_YOUR GOAL:_
Scan the entries below and extract each line with the word "Cycle" in it.
***** MATERIAL FOR THIS TASK *****
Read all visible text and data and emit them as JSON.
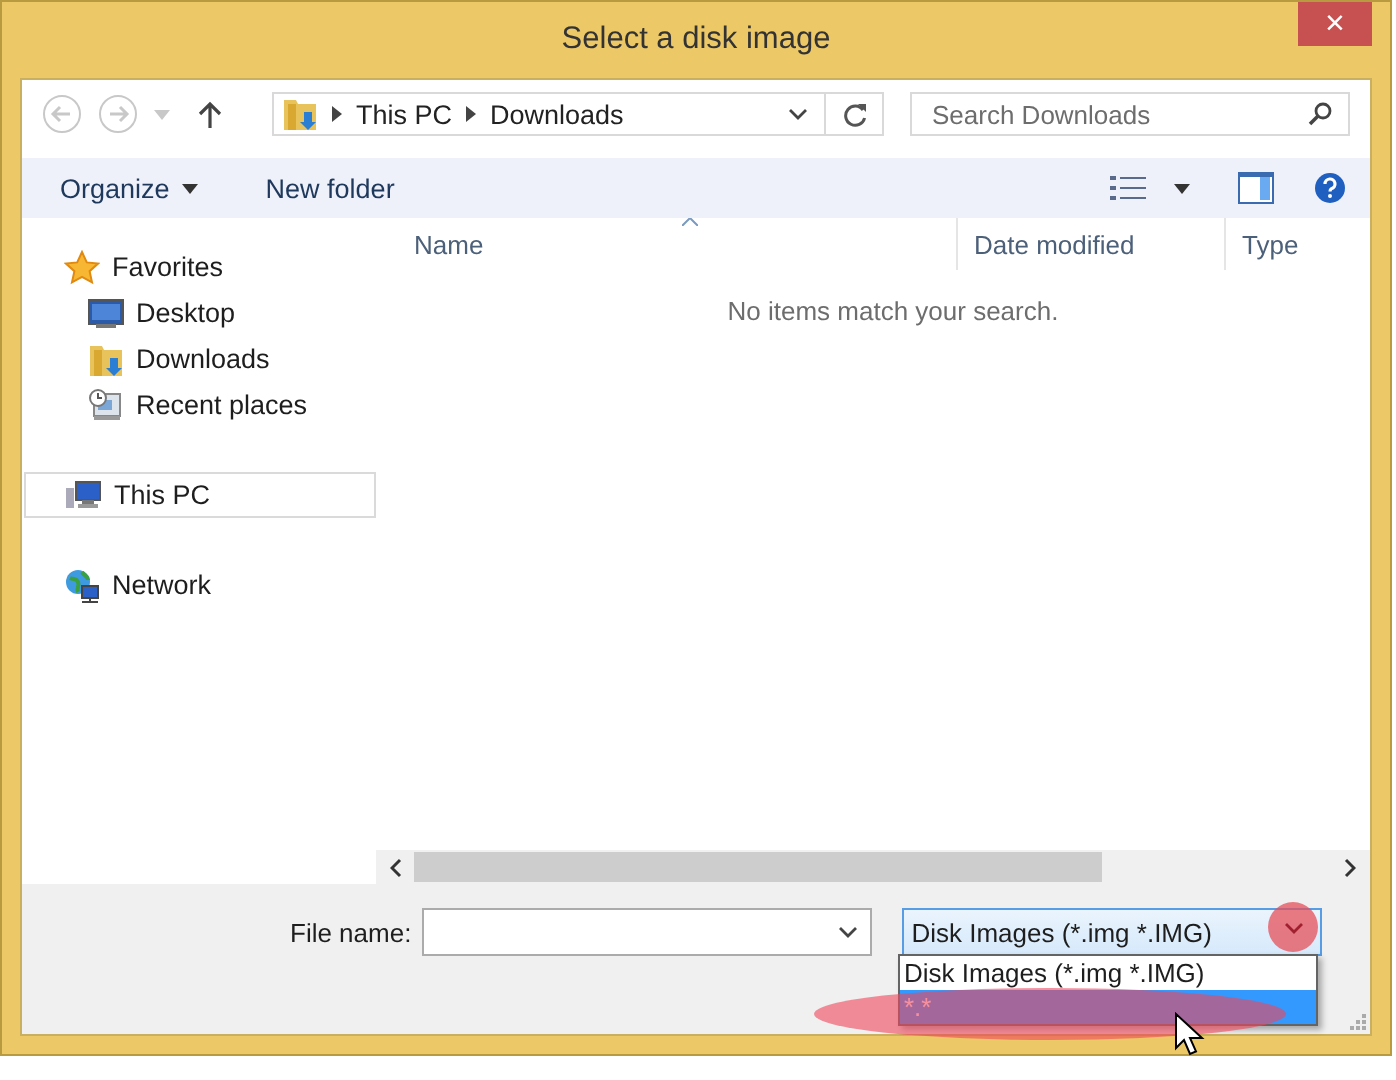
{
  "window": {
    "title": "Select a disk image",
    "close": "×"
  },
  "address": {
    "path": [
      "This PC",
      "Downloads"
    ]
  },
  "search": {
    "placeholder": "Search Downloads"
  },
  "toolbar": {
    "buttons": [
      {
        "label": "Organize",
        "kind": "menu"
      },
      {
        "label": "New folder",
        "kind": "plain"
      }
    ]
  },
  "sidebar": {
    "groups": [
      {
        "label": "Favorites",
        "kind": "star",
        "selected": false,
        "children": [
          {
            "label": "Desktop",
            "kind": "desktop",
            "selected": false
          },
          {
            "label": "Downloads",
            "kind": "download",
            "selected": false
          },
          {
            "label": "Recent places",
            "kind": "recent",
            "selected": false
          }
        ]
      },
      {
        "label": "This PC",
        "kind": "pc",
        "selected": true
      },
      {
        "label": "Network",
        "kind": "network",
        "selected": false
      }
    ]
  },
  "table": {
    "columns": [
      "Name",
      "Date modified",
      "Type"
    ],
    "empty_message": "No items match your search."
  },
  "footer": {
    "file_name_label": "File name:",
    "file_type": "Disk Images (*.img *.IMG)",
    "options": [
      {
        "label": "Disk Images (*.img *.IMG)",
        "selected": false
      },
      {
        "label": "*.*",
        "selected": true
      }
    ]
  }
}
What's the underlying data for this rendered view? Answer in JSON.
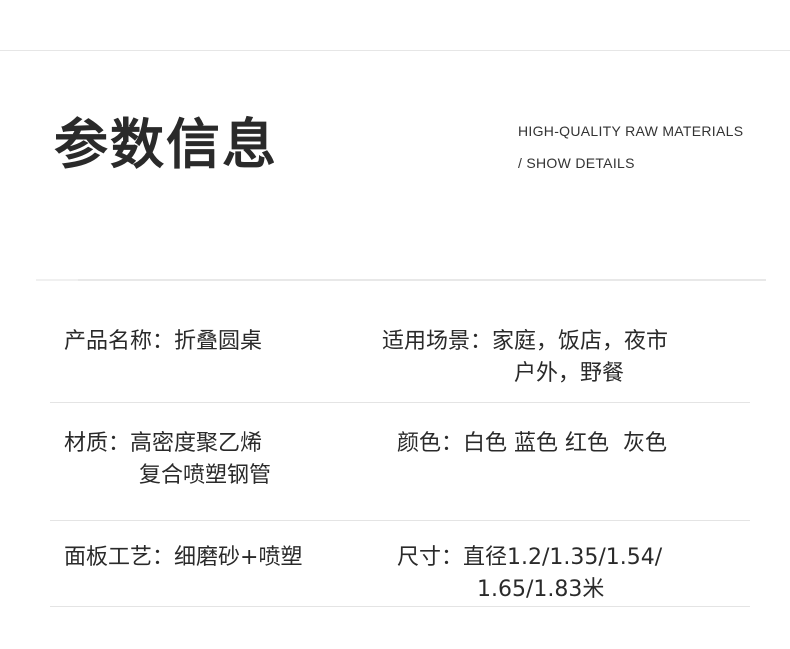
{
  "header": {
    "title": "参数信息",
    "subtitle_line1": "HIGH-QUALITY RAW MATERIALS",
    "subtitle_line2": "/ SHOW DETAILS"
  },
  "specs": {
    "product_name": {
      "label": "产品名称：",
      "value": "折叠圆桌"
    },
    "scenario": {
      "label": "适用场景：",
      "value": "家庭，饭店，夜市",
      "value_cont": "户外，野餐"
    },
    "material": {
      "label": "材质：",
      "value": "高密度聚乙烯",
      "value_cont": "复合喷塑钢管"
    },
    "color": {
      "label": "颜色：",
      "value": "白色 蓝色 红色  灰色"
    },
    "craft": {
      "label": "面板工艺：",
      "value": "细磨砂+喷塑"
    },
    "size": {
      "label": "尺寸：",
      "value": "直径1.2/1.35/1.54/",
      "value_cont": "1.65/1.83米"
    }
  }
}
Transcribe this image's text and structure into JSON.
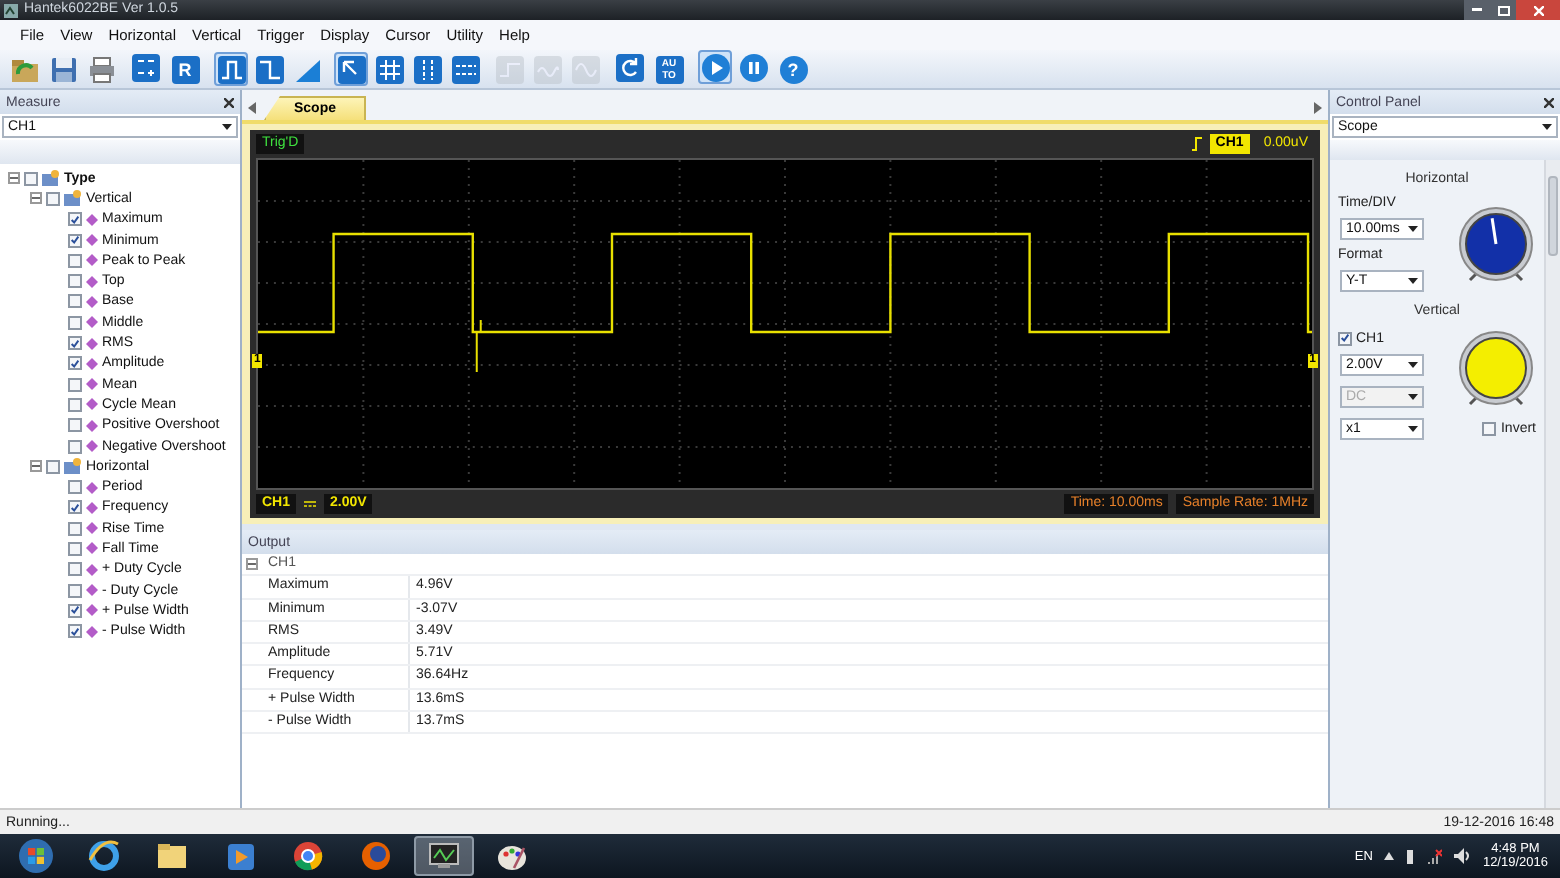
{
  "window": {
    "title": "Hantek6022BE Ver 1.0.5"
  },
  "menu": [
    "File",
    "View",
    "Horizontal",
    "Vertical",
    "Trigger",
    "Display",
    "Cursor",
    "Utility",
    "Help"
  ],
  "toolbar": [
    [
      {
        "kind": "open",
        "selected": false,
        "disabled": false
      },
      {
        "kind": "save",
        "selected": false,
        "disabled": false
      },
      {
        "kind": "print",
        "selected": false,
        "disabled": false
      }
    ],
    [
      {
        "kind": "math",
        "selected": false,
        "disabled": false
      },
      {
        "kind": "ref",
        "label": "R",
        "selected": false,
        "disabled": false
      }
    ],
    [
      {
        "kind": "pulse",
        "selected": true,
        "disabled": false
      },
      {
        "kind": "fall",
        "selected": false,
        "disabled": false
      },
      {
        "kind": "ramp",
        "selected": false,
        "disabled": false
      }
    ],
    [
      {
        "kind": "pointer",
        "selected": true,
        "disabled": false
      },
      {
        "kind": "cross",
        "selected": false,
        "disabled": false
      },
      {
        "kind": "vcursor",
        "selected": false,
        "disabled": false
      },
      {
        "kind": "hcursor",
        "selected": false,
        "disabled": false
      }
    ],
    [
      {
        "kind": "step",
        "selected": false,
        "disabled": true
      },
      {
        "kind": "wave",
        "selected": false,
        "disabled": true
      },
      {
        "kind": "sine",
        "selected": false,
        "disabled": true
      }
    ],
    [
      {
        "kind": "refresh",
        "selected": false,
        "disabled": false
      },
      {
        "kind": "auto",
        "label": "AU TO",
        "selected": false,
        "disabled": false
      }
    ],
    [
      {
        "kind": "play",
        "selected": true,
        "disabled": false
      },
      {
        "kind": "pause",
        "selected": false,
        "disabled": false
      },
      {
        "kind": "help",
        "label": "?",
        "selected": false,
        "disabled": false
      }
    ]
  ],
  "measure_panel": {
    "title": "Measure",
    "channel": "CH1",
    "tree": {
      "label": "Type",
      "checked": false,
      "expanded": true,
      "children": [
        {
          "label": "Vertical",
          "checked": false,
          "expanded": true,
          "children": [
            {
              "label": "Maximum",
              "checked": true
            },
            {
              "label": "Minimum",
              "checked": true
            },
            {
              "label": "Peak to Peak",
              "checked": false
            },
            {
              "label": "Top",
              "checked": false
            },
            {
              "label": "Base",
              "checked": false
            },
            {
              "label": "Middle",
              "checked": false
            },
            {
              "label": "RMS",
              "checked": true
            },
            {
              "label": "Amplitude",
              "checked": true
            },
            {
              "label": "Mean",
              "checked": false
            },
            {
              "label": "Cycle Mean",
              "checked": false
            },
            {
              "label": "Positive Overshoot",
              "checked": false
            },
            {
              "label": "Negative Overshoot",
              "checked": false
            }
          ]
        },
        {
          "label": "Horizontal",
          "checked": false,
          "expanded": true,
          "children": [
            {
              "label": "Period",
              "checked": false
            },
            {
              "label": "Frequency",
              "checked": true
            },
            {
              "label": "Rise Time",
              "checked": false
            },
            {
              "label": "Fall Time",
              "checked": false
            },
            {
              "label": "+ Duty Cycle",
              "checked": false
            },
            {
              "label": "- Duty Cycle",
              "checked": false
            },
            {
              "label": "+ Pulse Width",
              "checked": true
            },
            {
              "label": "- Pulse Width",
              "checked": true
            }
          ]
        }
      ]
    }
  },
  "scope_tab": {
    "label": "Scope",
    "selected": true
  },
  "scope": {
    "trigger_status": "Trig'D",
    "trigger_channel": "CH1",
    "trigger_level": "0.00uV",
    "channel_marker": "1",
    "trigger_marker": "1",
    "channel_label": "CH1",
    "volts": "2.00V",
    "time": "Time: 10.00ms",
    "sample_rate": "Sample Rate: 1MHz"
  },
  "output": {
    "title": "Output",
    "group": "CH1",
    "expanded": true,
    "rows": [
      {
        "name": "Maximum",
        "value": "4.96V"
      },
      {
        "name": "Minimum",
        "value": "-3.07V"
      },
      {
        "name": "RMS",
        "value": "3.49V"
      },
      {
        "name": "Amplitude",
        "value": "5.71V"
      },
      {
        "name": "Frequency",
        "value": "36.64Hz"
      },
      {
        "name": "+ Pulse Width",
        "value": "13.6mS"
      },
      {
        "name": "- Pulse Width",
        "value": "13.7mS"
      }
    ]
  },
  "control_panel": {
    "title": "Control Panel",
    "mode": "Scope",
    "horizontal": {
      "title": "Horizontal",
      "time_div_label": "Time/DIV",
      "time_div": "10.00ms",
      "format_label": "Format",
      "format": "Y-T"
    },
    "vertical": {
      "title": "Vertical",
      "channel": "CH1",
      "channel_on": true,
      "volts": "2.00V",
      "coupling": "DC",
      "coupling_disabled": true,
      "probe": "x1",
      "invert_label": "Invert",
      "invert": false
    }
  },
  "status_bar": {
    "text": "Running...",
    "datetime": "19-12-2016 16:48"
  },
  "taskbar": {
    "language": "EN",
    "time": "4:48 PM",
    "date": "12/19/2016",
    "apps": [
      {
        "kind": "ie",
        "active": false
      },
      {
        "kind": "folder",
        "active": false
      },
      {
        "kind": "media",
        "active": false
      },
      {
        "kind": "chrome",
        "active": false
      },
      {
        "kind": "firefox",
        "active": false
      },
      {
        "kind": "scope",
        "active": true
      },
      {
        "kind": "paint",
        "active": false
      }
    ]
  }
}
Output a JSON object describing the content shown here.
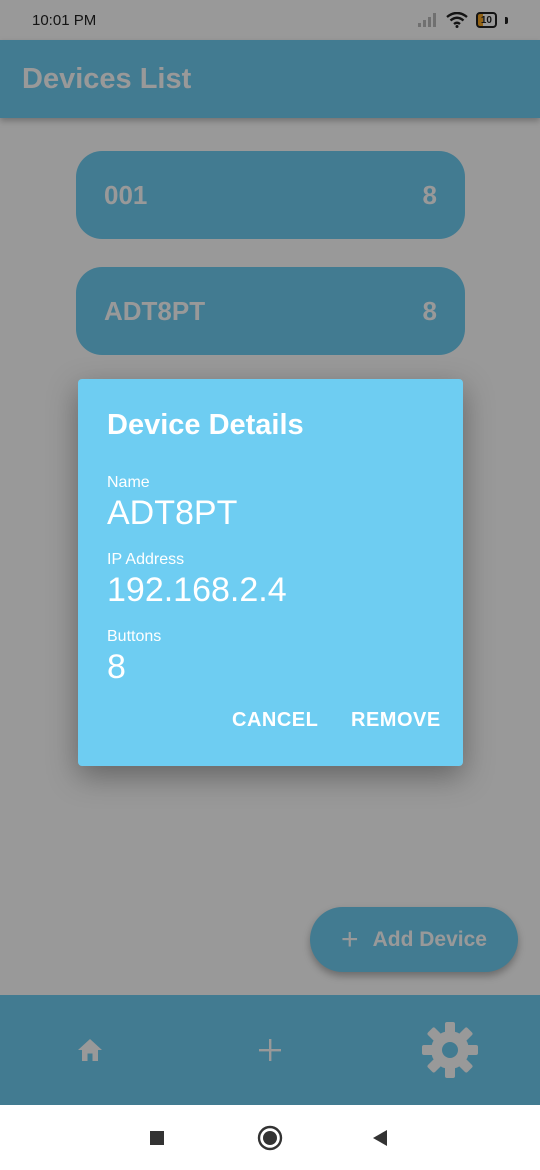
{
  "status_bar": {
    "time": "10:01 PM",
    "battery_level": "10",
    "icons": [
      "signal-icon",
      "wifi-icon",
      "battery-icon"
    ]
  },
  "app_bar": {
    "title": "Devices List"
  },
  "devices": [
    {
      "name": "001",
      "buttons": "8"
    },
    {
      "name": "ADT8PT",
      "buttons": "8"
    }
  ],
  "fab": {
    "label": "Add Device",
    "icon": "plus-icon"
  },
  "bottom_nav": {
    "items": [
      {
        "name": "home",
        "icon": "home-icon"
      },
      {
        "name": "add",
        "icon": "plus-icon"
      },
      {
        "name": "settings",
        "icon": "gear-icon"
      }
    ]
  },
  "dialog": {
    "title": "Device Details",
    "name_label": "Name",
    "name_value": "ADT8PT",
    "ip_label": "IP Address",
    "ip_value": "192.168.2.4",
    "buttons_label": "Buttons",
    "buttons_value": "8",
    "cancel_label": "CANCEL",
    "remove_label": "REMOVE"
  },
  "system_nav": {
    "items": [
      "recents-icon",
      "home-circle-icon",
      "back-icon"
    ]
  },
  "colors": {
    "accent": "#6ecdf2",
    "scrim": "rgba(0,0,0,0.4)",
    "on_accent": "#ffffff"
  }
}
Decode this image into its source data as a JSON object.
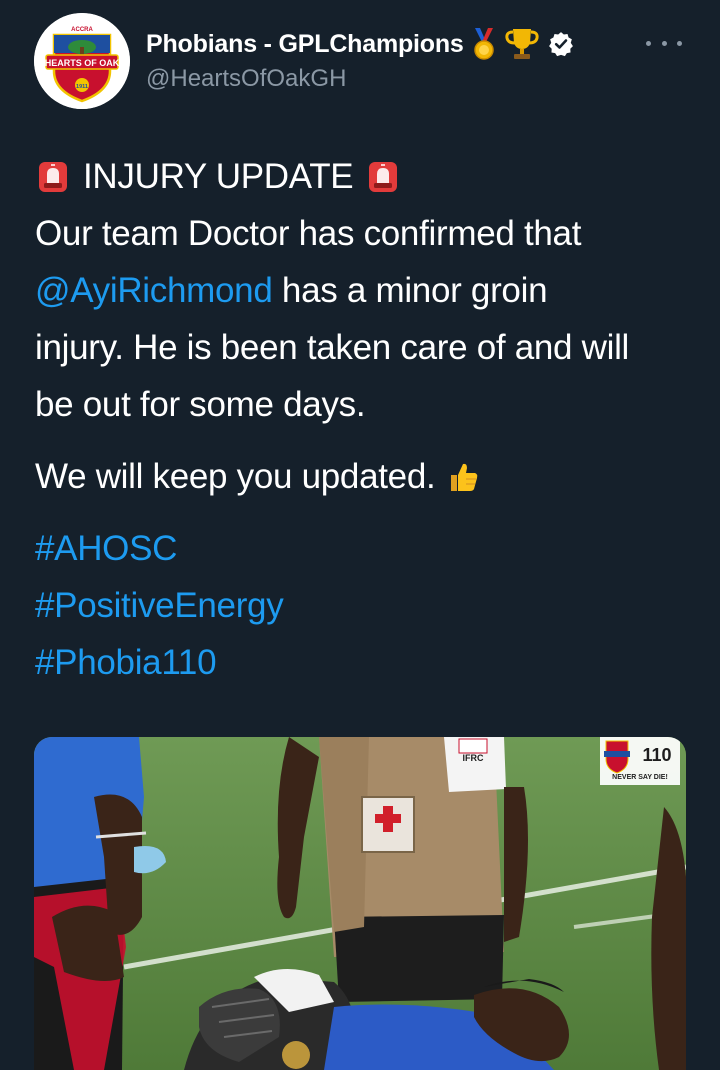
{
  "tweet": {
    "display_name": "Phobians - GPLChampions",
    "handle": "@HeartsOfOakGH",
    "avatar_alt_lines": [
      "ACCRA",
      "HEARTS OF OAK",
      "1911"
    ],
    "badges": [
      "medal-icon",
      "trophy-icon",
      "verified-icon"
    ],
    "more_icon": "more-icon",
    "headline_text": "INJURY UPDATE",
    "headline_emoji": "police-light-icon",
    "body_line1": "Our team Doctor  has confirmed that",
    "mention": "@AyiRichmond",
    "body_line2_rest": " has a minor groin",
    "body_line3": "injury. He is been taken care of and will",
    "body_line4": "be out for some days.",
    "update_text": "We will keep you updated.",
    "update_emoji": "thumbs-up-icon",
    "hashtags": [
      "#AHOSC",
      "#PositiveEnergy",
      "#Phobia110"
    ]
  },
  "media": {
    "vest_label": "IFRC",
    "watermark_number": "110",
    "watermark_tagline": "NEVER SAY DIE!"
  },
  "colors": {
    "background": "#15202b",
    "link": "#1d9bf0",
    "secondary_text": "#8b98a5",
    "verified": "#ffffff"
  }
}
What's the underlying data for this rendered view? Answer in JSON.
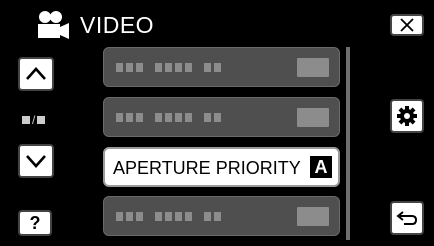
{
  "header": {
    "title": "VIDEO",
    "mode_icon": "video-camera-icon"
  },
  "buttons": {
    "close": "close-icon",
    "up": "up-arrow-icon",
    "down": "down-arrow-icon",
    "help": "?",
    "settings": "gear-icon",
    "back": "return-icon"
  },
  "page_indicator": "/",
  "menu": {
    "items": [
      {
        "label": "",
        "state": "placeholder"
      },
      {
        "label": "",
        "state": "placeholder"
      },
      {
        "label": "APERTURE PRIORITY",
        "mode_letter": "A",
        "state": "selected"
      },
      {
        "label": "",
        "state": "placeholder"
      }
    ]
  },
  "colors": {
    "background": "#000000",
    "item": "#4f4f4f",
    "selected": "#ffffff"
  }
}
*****
_OUTPUT:_
              "label": "Cycle Mean",
              "label": "+ Duty Cycle",
              "label": "- Duty Cycle",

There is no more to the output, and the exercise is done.